M.Phil.. 61 .D.. Ph. D.. Ilangeswaran.Sc.Fock matrix and Overlap matrix • Fock matrix F     Fˆ  d • overlap matrix S      d Dr. M.

Ph.Sc. 62 .Phil.D. Ilangeswaran.. M..Intergrals for the Fock matrix • Fock matrix involves one electron integrals of kinetic and nuclear-electron attraction operators and two electron integrals of 1/r ˆ V ˆ )  d h     (T ne  • • one electron integrals are fairly easy and few in number (only N2) 1 (  |  )     (1)  (1)   (2)  (2)d 1d 2 r12 two electron integrals are much harder and much more numerous (N4) Dr.. D. M.

solve F Ci = i S Ci for a new set of Ci 6. M. use the current Ci to construct a new Fock matrix 5. calculate all the one and two electron integrals 3. go back to step 4. D. if the new Ci are different from the old Ci.Sc..Phil. 63 .Solving the Roothaan-Hall Equations 1.. Dr. obtain an initial guess for all the molecular orbital coefficients Ci 4. Ilangeswaran. M. Ph.. choose a basis set 2.D.

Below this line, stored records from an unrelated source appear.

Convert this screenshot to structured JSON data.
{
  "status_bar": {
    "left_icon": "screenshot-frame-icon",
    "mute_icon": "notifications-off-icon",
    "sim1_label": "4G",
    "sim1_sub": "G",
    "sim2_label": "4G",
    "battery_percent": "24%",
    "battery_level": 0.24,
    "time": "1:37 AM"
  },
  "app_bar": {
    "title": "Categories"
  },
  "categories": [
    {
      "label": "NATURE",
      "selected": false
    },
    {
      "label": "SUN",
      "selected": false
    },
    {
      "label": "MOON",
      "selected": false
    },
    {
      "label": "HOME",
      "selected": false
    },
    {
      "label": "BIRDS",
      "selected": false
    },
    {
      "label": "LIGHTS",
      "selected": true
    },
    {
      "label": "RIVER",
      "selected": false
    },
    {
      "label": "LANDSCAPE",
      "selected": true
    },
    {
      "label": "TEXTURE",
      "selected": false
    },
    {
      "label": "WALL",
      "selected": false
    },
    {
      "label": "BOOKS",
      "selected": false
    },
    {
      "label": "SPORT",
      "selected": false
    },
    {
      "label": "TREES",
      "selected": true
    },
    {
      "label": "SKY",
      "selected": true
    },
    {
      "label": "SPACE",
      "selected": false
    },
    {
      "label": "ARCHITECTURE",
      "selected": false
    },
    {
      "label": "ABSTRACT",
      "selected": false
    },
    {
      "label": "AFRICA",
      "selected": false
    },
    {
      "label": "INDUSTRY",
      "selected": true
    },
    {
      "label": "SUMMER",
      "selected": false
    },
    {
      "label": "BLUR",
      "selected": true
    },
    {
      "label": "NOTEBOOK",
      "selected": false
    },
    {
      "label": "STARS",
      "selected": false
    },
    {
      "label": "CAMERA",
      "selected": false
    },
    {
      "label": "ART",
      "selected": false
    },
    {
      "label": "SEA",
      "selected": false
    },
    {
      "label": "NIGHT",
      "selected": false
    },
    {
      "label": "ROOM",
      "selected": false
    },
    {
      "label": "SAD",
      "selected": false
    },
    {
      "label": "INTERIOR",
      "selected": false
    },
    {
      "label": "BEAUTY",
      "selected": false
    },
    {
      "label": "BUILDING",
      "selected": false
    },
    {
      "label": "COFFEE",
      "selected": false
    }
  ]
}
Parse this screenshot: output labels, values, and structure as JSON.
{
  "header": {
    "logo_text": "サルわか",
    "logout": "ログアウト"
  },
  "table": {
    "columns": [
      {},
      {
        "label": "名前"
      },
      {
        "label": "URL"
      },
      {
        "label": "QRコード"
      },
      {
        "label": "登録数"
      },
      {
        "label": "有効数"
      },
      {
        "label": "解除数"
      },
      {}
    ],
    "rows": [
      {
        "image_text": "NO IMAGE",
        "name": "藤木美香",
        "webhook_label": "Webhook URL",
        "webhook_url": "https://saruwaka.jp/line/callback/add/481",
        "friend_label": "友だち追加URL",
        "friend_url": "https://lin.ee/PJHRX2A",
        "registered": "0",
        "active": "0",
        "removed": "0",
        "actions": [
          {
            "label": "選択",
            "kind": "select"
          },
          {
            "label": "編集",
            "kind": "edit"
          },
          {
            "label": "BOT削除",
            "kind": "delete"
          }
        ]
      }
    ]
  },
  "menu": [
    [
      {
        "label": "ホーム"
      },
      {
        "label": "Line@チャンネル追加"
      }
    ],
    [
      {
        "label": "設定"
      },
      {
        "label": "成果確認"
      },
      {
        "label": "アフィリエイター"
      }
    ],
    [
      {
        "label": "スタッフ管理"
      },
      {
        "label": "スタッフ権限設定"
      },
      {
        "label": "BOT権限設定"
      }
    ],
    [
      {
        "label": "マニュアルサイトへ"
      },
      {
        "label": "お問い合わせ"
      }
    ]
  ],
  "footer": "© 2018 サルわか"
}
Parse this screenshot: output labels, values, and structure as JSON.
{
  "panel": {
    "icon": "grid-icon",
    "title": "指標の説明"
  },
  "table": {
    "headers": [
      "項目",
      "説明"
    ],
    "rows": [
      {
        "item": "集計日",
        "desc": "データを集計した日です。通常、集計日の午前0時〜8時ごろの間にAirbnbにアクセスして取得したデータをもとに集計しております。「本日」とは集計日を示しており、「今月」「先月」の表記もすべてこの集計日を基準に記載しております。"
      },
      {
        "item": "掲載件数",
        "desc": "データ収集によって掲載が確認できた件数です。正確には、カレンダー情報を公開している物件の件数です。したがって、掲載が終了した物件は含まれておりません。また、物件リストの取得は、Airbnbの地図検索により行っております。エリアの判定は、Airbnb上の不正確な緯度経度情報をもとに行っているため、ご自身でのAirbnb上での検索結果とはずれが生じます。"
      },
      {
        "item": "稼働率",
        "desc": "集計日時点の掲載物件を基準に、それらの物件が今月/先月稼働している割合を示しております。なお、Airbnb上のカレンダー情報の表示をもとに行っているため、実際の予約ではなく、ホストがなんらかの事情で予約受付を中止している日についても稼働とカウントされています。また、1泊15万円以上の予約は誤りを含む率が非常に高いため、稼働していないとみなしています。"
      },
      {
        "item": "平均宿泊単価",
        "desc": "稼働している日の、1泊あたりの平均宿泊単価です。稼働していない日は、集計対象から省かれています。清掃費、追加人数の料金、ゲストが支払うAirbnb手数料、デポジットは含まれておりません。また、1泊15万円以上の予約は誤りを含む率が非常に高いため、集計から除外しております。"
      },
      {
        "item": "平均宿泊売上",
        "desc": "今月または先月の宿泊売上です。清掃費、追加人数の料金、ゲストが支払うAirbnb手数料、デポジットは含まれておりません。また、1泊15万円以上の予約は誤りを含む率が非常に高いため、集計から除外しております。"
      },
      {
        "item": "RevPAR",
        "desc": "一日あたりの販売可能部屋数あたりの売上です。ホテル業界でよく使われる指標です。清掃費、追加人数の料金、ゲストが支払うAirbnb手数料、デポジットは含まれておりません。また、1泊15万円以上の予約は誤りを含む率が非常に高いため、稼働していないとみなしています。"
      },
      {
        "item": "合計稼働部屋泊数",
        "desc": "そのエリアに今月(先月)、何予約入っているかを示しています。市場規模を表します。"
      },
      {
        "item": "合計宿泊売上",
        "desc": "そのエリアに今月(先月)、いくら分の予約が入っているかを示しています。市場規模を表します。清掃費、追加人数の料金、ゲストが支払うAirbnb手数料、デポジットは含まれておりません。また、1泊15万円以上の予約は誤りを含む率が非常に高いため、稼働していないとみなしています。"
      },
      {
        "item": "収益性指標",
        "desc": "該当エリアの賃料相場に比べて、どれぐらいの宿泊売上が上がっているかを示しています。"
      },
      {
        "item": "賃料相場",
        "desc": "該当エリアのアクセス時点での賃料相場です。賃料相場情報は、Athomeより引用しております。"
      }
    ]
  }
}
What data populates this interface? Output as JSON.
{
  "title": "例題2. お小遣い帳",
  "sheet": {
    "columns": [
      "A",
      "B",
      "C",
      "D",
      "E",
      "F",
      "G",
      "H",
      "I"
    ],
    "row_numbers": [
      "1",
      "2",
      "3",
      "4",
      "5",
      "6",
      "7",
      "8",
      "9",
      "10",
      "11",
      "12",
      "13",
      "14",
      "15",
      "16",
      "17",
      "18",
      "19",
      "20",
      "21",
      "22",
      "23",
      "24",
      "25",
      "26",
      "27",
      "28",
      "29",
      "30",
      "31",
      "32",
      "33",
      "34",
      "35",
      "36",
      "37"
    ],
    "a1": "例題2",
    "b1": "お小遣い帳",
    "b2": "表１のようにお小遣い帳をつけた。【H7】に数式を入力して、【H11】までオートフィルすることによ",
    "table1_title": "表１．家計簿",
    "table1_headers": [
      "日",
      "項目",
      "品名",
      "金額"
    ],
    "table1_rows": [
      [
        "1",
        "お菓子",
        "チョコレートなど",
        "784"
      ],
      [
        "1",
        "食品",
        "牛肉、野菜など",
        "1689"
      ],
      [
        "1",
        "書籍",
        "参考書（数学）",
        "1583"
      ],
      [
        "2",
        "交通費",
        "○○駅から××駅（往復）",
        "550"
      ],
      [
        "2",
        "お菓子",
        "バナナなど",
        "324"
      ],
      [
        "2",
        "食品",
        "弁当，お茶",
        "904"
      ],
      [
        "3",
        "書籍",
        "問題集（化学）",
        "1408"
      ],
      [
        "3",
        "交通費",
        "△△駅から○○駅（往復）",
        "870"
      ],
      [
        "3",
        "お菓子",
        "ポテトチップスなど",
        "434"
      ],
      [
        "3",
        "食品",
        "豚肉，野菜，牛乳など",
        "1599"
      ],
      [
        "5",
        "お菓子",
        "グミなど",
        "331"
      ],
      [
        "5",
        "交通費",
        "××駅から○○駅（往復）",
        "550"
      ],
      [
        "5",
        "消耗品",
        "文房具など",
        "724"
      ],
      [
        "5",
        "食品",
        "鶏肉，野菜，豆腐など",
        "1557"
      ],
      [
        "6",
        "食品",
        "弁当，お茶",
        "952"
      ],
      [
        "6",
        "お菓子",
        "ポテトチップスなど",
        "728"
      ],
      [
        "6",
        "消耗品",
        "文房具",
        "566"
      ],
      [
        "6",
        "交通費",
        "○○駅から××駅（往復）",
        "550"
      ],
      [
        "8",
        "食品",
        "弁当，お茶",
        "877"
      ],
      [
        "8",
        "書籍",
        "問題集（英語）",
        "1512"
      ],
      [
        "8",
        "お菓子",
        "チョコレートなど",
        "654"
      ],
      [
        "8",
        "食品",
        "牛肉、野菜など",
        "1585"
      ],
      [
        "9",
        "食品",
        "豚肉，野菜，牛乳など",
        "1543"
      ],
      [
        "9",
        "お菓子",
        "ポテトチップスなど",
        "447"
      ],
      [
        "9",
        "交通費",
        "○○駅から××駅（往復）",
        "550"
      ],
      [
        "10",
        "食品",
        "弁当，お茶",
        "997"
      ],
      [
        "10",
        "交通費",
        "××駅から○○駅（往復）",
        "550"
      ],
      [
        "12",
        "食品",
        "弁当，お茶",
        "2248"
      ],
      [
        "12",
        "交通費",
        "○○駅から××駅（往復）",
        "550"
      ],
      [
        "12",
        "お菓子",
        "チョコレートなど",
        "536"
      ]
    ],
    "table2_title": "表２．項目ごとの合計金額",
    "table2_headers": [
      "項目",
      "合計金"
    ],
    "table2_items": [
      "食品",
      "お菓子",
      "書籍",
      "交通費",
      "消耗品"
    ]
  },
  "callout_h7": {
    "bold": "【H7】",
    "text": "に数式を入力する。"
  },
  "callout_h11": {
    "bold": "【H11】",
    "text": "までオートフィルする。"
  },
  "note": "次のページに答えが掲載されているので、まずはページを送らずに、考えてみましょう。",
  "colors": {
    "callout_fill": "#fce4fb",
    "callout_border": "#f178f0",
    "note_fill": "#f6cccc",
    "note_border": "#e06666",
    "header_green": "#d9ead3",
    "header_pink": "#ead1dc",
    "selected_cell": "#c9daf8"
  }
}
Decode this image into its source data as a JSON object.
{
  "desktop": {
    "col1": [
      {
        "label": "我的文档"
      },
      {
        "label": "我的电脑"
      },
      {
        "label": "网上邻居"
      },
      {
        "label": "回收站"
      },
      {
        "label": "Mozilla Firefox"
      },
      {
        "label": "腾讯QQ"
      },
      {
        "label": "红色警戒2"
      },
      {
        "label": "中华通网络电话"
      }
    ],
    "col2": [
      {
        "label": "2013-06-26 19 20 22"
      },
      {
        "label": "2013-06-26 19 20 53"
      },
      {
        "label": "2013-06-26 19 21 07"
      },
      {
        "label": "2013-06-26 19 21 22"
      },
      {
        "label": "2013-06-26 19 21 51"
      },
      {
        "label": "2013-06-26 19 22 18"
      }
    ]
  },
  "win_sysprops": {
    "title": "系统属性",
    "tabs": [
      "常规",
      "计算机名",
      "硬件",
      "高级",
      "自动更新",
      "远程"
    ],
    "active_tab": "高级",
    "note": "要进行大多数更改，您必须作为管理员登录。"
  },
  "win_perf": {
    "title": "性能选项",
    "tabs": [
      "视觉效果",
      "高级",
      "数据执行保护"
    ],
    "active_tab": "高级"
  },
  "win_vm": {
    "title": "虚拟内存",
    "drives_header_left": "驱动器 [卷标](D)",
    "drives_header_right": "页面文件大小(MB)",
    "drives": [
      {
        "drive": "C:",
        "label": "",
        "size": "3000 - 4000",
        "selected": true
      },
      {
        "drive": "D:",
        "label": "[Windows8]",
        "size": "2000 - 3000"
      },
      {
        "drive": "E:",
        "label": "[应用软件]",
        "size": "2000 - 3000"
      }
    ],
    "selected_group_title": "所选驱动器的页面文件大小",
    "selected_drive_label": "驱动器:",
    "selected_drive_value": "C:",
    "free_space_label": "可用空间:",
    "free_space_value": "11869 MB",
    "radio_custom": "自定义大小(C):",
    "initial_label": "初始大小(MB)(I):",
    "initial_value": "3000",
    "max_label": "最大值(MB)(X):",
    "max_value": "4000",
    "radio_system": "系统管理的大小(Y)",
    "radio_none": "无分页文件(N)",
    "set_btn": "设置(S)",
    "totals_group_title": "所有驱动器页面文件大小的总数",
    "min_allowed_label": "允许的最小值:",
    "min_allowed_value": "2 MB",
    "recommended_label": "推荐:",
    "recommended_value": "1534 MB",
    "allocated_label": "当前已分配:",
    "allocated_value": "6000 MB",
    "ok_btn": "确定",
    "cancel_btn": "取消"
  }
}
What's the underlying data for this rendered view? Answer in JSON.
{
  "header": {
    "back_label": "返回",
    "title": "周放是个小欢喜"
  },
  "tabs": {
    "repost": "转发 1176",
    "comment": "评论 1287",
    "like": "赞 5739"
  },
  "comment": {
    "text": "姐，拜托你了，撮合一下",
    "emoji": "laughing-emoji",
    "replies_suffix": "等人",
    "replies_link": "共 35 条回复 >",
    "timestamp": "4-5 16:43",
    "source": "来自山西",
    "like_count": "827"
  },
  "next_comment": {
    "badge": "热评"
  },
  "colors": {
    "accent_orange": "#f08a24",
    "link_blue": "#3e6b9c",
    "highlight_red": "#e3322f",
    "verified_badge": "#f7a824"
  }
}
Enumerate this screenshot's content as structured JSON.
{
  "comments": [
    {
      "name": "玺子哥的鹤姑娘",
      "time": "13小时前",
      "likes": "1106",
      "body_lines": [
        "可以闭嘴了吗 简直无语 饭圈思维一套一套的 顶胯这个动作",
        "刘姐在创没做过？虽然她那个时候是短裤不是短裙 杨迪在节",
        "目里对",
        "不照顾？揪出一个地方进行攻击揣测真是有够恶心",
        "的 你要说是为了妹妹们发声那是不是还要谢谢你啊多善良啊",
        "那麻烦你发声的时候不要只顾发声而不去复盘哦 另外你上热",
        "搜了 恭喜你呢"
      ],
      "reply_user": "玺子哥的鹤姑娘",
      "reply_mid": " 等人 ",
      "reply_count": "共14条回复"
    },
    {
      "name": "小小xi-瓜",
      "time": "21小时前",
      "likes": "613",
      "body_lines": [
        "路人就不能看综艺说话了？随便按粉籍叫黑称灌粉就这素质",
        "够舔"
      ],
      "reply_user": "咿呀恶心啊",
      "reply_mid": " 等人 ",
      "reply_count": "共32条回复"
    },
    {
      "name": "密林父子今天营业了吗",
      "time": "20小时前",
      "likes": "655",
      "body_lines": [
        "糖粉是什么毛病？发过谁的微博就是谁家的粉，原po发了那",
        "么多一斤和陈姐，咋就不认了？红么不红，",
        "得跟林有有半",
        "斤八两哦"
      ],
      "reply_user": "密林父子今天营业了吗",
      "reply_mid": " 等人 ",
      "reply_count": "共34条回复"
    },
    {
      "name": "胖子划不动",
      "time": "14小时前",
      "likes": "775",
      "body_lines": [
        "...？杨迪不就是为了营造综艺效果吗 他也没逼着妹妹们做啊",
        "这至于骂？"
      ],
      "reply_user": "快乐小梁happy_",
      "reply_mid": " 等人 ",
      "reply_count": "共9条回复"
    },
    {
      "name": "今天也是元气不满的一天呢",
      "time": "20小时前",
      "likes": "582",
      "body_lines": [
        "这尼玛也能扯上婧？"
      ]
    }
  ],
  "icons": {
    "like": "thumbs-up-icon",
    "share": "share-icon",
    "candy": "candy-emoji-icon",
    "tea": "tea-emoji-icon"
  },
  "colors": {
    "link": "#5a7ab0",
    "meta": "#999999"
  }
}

. 64 .Sc. since each orbital depends on all the other orbitals. Ilangeswaran. and they are adjusted until they are all converged calculating all two electron integrals is a major bottleneck. D..Solving the Roothaan-Hall Equations • • • • also known as the self consistent field (SCF) equations. Ph. because they are difficult (6 dimensional integrals) and very numerous (formally N4) iterative solution may be difficult to converge formation of the Fock matrix in each cycle is costly. M.. M. since it involves all N4 two electron integrals Dr.Phil.D.

M.Summary • • • • • start with the Schrödinger equation use the variational energy Born-Oppenheimer approximation Hartree-Fock approximation LCAO approximation Dr. 65 ..Sc.D. Ph.Phil.. D. Ilangeswaran.. M.

Phil.. Ph.D.Sc. M. Ilangeswaran.. D.The Pauli principle and Slater determinants Dr. M.. 66 .

. D. Ph. M.Phil.. Ilangeswaran.Sc.Dr.D. M.. 67 .

Sc. Ph..Dr. Ilangeswaran. 68 . M. M.D.Phil.. D..

. M. D. Ilangeswaran.. 69 .Sc.Dr.Phil.D.. M. Ph.